With enormous supplies and massive investments in natural gas and oil in the US, the nation’s domestic supply of energy continues to grow at a record rate.

The US is poised to surpass Russia as the world’s largest natural gas producer by 2015. For the first time in nearly 20 years, the United States is now producing more oil than it is importing.

Yet, an often-underreported inevitability of the remarkable energy renaissance is the need to safely transport resources – particularly crude oil – to market.

The United States’ energy delivery system includes millions of miles of pipeline and rail infrastructure, creating an incredibly complex and sophisticated system. It is a system built before the current energy renaissance and one even the Administration’s top energy official acknowledges requires updating:

“The Bakken shale has gone from close to nothing to a million barrels a day in a very short time, and the infrastructure certainly just is not there, certainly in terms of pipelines,” Energy Secretary Ernest Moniz told an Albany newspaper earlier this year.

The lack of necessary infrastructure capacity is forcing producers to waste resources across the country, such as North Dakota, compelling states to pass laws limiting the legal amount of natural gas flared.

Without sufficient pipeline capability, other transportation modes are working overtime to meet the growing demands.

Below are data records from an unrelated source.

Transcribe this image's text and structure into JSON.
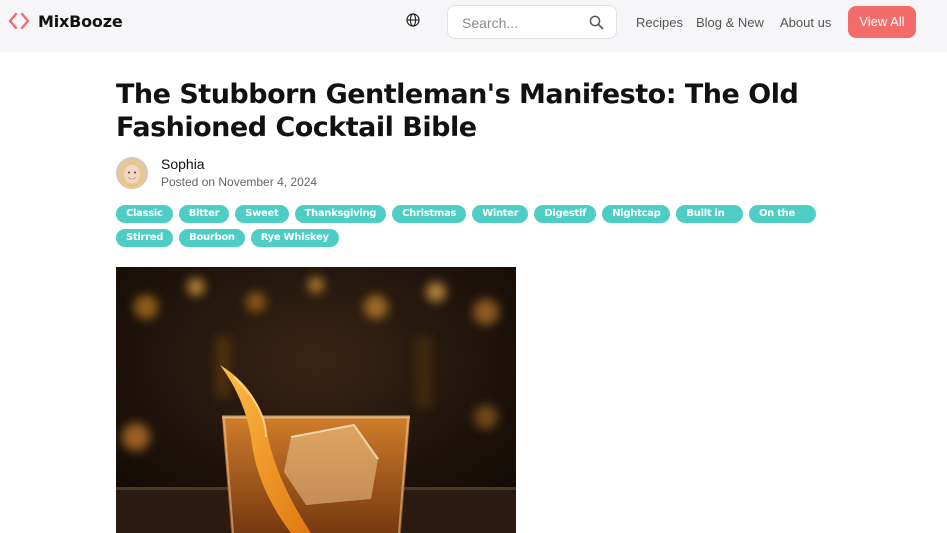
{
  "brand": {
    "name": "MixBooze",
    "accent": "#f46b6b"
  },
  "search": {
    "placeholder": "Search..."
  },
  "nav": {
    "recipes": "Recipes",
    "blog": "Blog & New",
    "about": "About us",
    "view_all": "View All"
  },
  "article": {
    "title": "The Stubborn Gentleman's Manifesto: The Old Fashioned Cocktail Bible",
    "author": "Sophia",
    "date": "Posted on November 4, 2024",
    "tags_row1": [
      "Classic",
      "Bitter",
      "Sweet",
      "Thanksgiving",
      "Christmas",
      "Winter",
      "Digestif",
      "Nightcap",
      "Built in Glass",
      "On the Rocks"
    ],
    "tags_row2": [
      "Stirred",
      "Bourbon",
      "Rye Whiskey"
    ]
  },
  "colors": {
    "tag_bg": "#4ecdc4",
    "header_bg": "#f6f6f8"
  },
  "icons": {
    "logo": "code-brackets-icon",
    "language": "globe-icon",
    "search": "search-icon"
  }
}
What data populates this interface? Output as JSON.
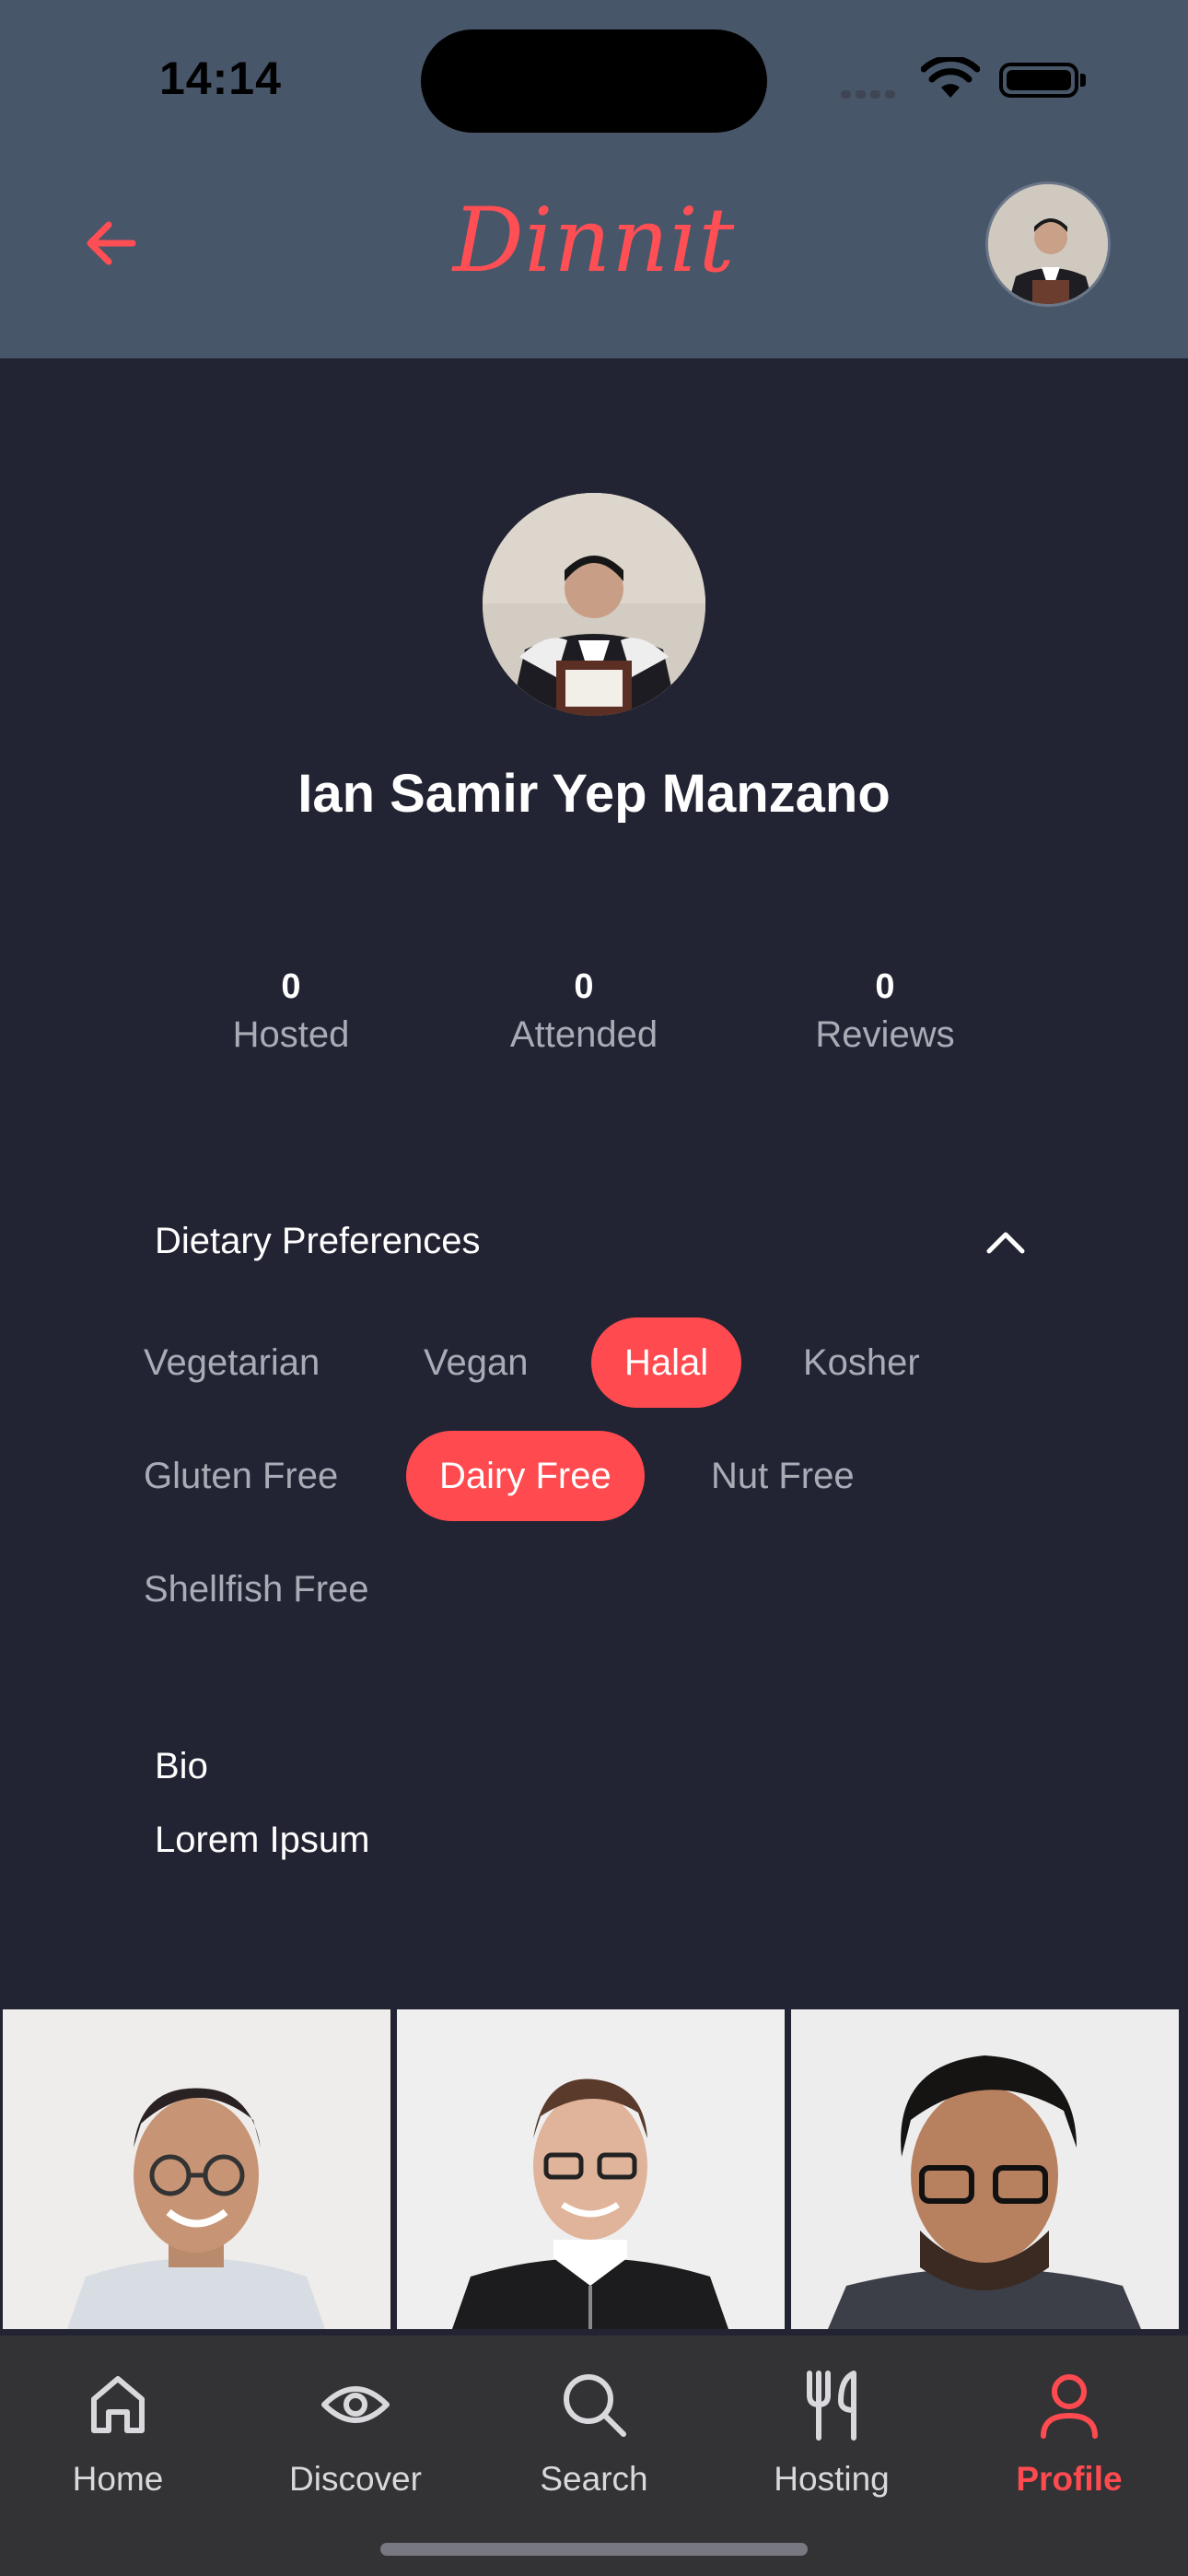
{
  "status_bar": {
    "time": "14:14"
  },
  "header": {
    "logo": "Dinnit"
  },
  "profile": {
    "name": "Ian Samir Yep Manzano"
  },
  "stats": [
    {
      "value": "0",
      "label": "Hosted"
    },
    {
      "value": "0",
      "label": "Attended"
    },
    {
      "value": "0",
      "label": "Reviews"
    }
  ],
  "dietary": {
    "title": "Dietary Preferences",
    "options": [
      {
        "label": "Vegetarian",
        "selected": false
      },
      {
        "label": "Vegan",
        "selected": false
      },
      {
        "label": "Halal",
        "selected": true
      },
      {
        "label": "Kosher",
        "selected": false
      },
      {
        "label": "Gluten Free",
        "selected": false
      },
      {
        "label": "Dairy Free",
        "selected": true
      },
      {
        "label": "Nut Free",
        "selected": false
      },
      {
        "label": "Shellfish Free",
        "selected": false
      }
    ]
  },
  "bio": {
    "title": "Bio",
    "text": "Lorem Ipsum"
  },
  "nav": {
    "items": [
      {
        "label": "Home",
        "icon": "home-icon"
      },
      {
        "label": "Discover",
        "icon": "eye-icon"
      },
      {
        "label": "Search",
        "icon": "search-icon"
      },
      {
        "label": "Hosting",
        "icon": "fork-knife-icon"
      },
      {
        "label": "Profile",
        "icon": "person-icon",
        "active": true
      }
    ]
  },
  "colors": {
    "accent": "#ff4a4f",
    "header_bg": "#48566a",
    "page_bg": "#232433",
    "nav_bg": "#333336"
  }
}
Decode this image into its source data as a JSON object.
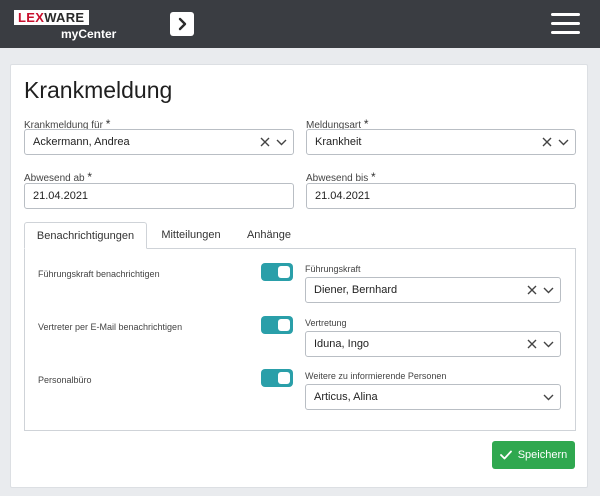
{
  "header": {
    "logo_brand_a": "LEX",
    "logo_brand_b": "WARE",
    "logo_sub": "myCenter"
  },
  "form": {
    "title": "Krankmeldung",
    "required_mark": "*",
    "krankmeldung_fuer": {
      "label": "Krankmeldung für",
      "value": "Ackermann, Andrea"
    },
    "meldungsart": {
      "label": "Meldungsart",
      "value": "Krankheit"
    },
    "abwesend_ab": {
      "label": "Abwesend ab",
      "value": "21.04.2021"
    },
    "abwesend_bis": {
      "label": "Abwesend bis",
      "value": "21.04.2021"
    }
  },
  "tabs": [
    {
      "label": "Benachrichtigungen",
      "active": true
    },
    {
      "label": "Mitteilungen",
      "active": false
    },
    {
      "label": "Anhänge",
      "active": false
    }
  ],
  "notifications": {
    "rows": [
      {
        "label": "Führungskraft benachrichtigen",
        "toggle_on": true
      },
      {
        "label": "Vertreter per E-Mail benachrichtigen",
        "toggle_on": true
      },
      {
        "label": "Personalbüro",
        "toggle_on": true
      }
    ],
    "fuehrungskraft": {
      "label": "Führungskraft",
      "value": "Diener, Bernhard"
    },
    "vertretung": {
      "label": "Vertretung",
      "value": "Iduna, Ingo"
    },
    "weitere": {
      "label": "Weitere zu informierende Personen",
      "value": "Articus, Alina"
    }
  },
  "actions": {
    "save_label": "Speichern"
  },
  "colors": {
    "accent_toggle": "#2a9fa9",
    "save_button": "#2fa84f",
    "topbar": "#3a3d42",
    "brand_red": "#c8102e"
  },
  "icons": [
    "chevron-right-icon",
    "menu-icon",
    "clear-icon",
    "chevron-down-icon",
    "check-icon"
  ]
}
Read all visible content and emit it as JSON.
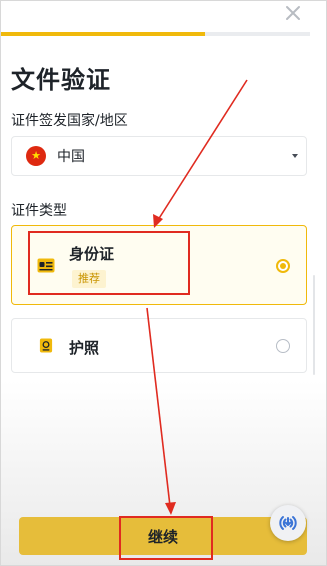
{
  "header": {
    "close_icon": "close-icon",
    "progress": 0.66
  },
  "page": {
    "title": "文件验证"
  },
  "country": {
    "label": "证件签发国家/地区",
    "selected": "中国",
    "flag_icon": "china-flag-icon",
    "flag_star": "★"
  },
  "doc_type": {
    "label": "证件类型",
    "options": [
      {
        "name": "身份证",
        "badge": "推荐",
        "selected": true,
        "icon": "id-card-icon"
      },
      {
        "name": "护照",
        "selected": false,
        "icon": "passport-icon"
      }
    ]
  },
  "footer": {
    "continue_label": "继续",
    "help_icon": "broadcast-help-icon"
  },
  "colors": {
    "accent": "#f0b90b",
    "button": "#e6bd3a",
    "annotation": "#e02b20"
  }
}
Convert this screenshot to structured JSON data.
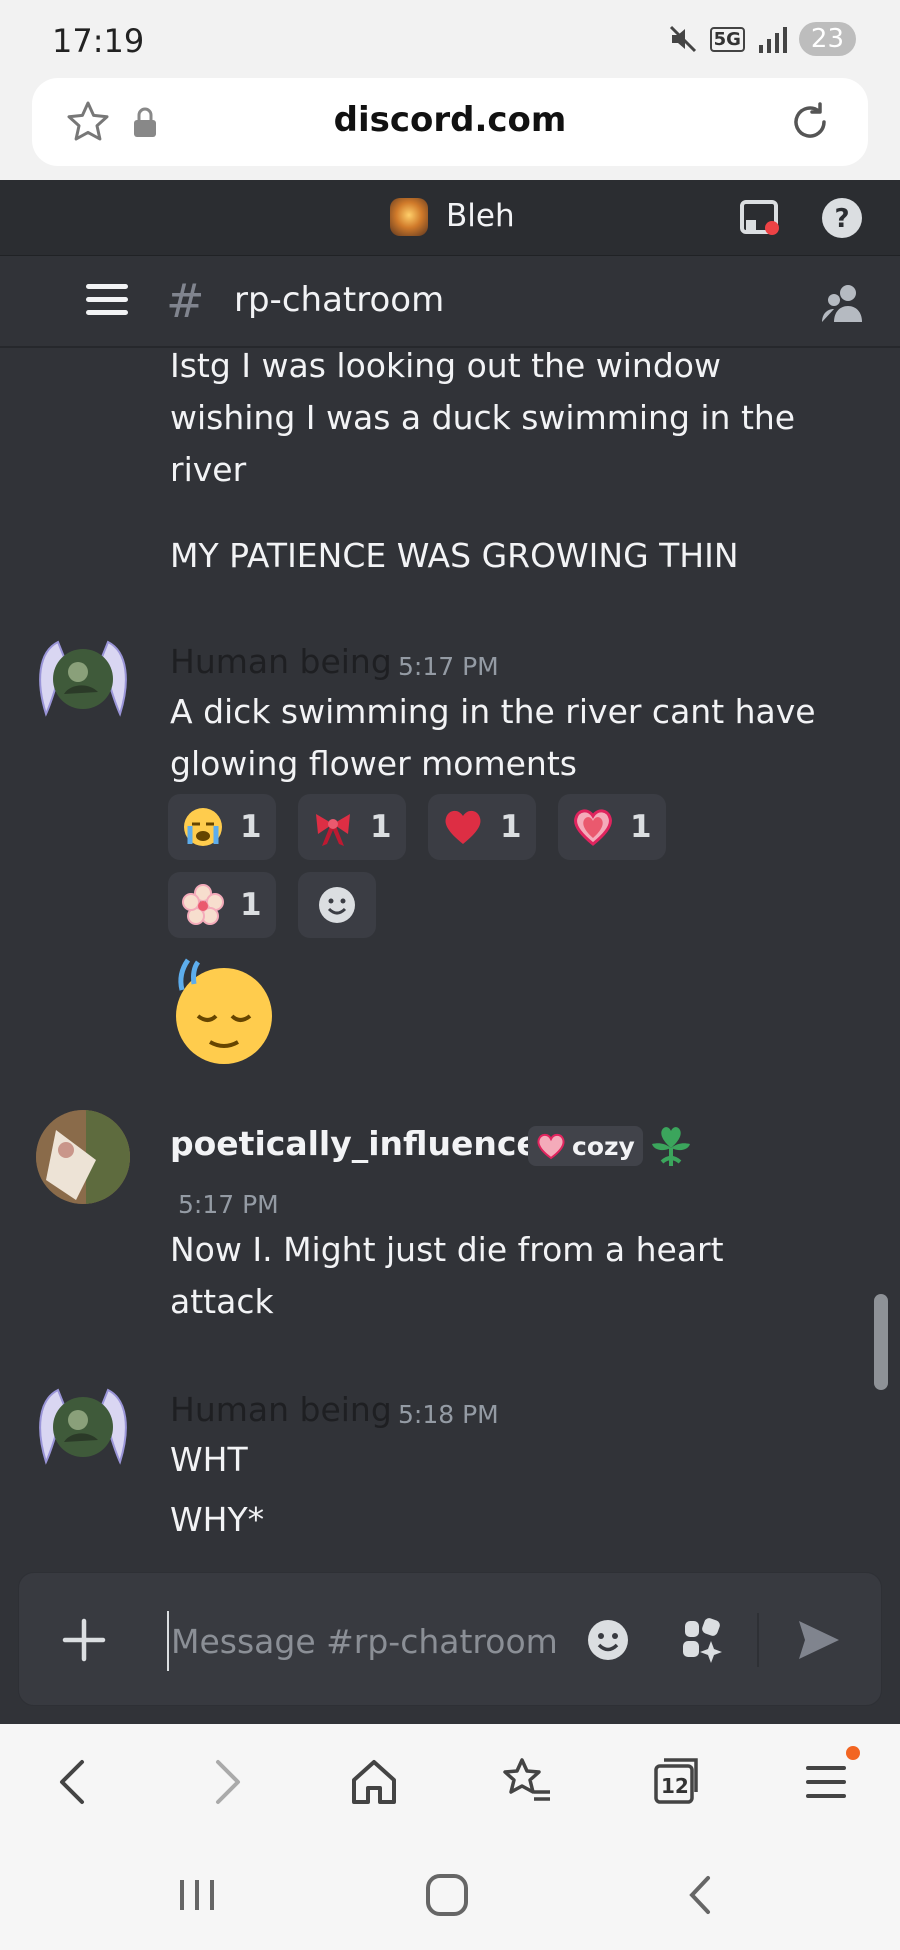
{
  "status_bar": {
    "time": "17:19",
    "network": "5G",
    "battery": "23"
  },
  "browser": {
    "url": "discord.com",
    "tabs_count": "12"
  },
  "server": {
    "name": "Bleh"
  },
  "channel": {
    "name": "rp-chatroom"
  },
  "messages": {
    "m0": {
      "lines": [
        "Istg I was looking out the window",
        "wishing I was a duck swimming in the",
        "river"
      ],
      "line4": "MY PATIENCE WAS GROWING THIN"
    },
    "m1": {
      "author": "Human being",
      "time": "5:17 PM",
      "line1": "A dick swimming in the river cant have",
      "line2": "glowing flower moments",
      "reactions": [
        {
          "emoji": "crying-face",
          "count": "1"
        },
        {
          "emoji": "ribbon",
          "count": "1"
        },
        {
          "emoji": "red-heart",
          "count": "1"
        },
        {
          "emoji": "pink-heart",
          "count": "1"
        },
        {
          "emoji": "cherry-blossom",
          "count": "1"
        }
      ]
    },
    "m2": {
      "author": "poetically_influenced",
      "tag": "cozy",
      "time": "5:17 PM",
      "line1": "Now I. Might just die from a heart",
      "line2": "attack"
    },
    "m3": {
      "author": "Human being",
      "time": "5:18 PM",
      "line1": "WHT",
      "line2": "WHY*"
    }
  },
  "composer": {
    "placeholder": "Message #rp-chatroom"
  },
  "colors": {
    "discord_bg": "#313338",
    "topbar_bg": "#2b2d31",
    "reaction_bg": "#3b3d44",
    "accent_green": "#3ba55c"
  }
}
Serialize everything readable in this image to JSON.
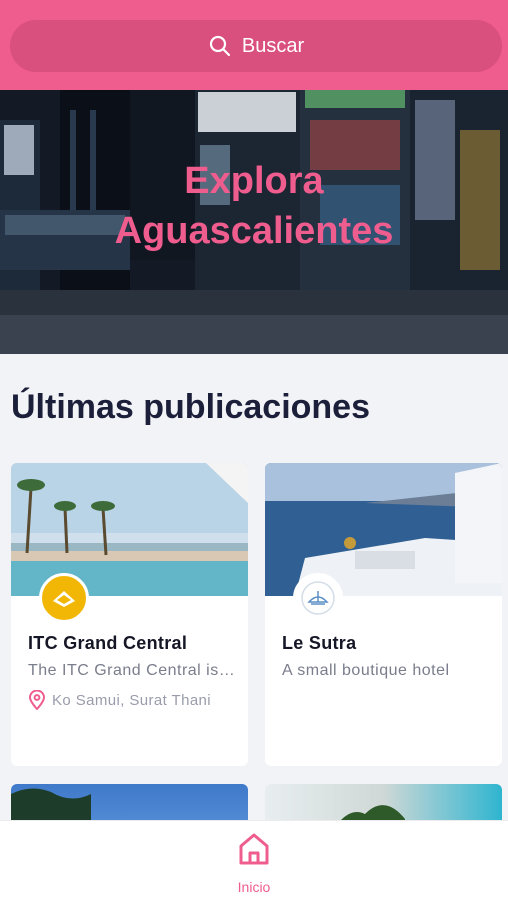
{
  "search": {
    "label": "Buscar"
  },
  "hero": {
    "line1": "Explora",
    "line2": "Aguascalientes"
  },
  "section": {
    "title": "Últimas publicaciones"
  },
  "listings": [
    {
      "name": "ITC Grand Central",
      "description": "The ITC Grand Central is a luxury hotel",
      "location": "Ko Samui, Surat Thani",
      "logo_color": "#f2b705"
    },
    {
      "name": "Le Sutra",
      "description": "A small boutique hotel",
      "location": "",
      "logo_color": "#ffffff"
    }
  ],
  "bottom_nav": {
    "home_label": "Inicio"
  },
  "colors": {
    "accent": "#ef5d8f",
    "search_bg": "#d94f7e",
    "title": "#1c1f3a"
  }
}
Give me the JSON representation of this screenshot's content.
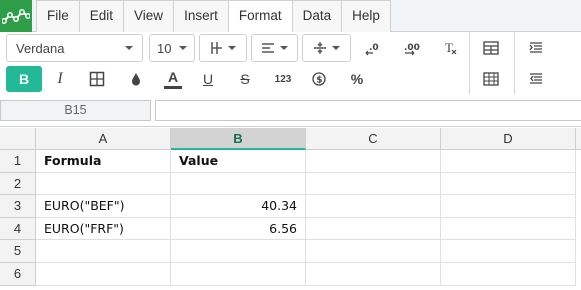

Last year, U.S. railroads shipped more than 260 million barrels of oil, an enormous increase from the 7 million barrels they shipped in 2008.

Nevertheless, to truly embrace our energy potential, we must modernize our entire infrastructure portfolio.

Read the full article at Huffington Post.